All those weeks earned Rooster Town the #1 bestseller spot in the Non-fiction category of McNally’s 2018 Manitoba Bestsellers list.
It didn’t hurt that the October launch was the biggest event that UMP has ever had, with an estimated 230 people and that since then the two McNally Robinson locations have sold more than 600 copies of the book.
In addition, the University of Manitoba’s Archives and Special Collections made the photos and original research by Matthew Stock and Adrian Werner available on a website.
This project was an integral part of digital historian/archivist Jo McCutcheon’s review of Rooster Town on the Unwritten Histories blog: “There are so many elements of this new, collaborative, interdisciplinary, and impressive archival work to share and explore.”
“It is really exciting to see what some of the data that was collected for this work is available at no cost to researchers and the general public,” wrote McCutcheon in her conclusion.
It didn’t hurt that the book received local and national coverage.
An excerpt was published in the Winnipeg Free Press as part of the coverage of the 10th anniversary of Brian Sinclair’s death, which was followed by a review.
The same day as the launch, McCallum and Perry participated in a webinar hosted by the National Collaborating Centres for Aboriginal Health (NCCAH) and Healthy Public Policy.
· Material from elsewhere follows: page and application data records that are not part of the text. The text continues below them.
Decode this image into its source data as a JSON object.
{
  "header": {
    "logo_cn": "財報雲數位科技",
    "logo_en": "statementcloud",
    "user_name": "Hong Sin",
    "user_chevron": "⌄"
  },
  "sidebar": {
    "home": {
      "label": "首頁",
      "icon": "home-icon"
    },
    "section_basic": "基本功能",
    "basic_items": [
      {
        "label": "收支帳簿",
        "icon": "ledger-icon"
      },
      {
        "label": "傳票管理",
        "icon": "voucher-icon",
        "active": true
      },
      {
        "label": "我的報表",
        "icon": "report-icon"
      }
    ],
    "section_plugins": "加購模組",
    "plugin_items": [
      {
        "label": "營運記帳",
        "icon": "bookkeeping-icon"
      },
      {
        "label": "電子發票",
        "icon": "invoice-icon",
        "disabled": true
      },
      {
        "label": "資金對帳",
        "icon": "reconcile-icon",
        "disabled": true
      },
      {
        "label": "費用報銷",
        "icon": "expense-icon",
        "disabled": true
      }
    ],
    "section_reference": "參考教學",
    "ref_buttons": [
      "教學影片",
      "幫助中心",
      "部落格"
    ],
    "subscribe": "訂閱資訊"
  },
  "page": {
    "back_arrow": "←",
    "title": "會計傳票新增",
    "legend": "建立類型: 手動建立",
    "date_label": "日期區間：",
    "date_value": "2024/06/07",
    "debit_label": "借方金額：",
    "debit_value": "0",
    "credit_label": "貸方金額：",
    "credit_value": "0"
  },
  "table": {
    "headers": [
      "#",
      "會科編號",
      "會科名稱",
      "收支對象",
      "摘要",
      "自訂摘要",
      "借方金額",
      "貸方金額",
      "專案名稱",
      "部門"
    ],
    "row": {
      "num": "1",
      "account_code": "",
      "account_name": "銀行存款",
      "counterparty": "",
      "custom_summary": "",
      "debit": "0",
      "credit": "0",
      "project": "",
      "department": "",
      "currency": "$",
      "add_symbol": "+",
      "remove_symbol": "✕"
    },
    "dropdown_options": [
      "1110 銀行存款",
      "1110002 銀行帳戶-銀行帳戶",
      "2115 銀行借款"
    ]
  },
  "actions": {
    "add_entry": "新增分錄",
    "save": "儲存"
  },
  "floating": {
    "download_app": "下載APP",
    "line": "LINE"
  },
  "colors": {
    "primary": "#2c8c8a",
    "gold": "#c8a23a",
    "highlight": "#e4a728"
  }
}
In the months since the launch, Structures of Indifference has been ordered for course use in universities across the country.
Most significant was Karen Dubinsky’s intro history course at Queen’s, where 450 students will be working with McCallum’s and Perry’s text.
After ordering the book in October, Dubinsky took to twitter and announced:
“Yesterday, I read Mary Jane Logan McCallum and Adele Perry’s Structures of Indifference in one sitting. It makes Brian Sinclair’s unbelievable 2008 death by racist negligence in a Winnipeg hospital emergency room completely believable. Historians, read this book.”
In late October, we reprinted both books and in December, we ordered a third reprint of Structures of Indifference.
We’d like to express our thanks to McNally Robinson for their ongoing support of Manitoba books and to readers and thinkers across the country for supporting these important books.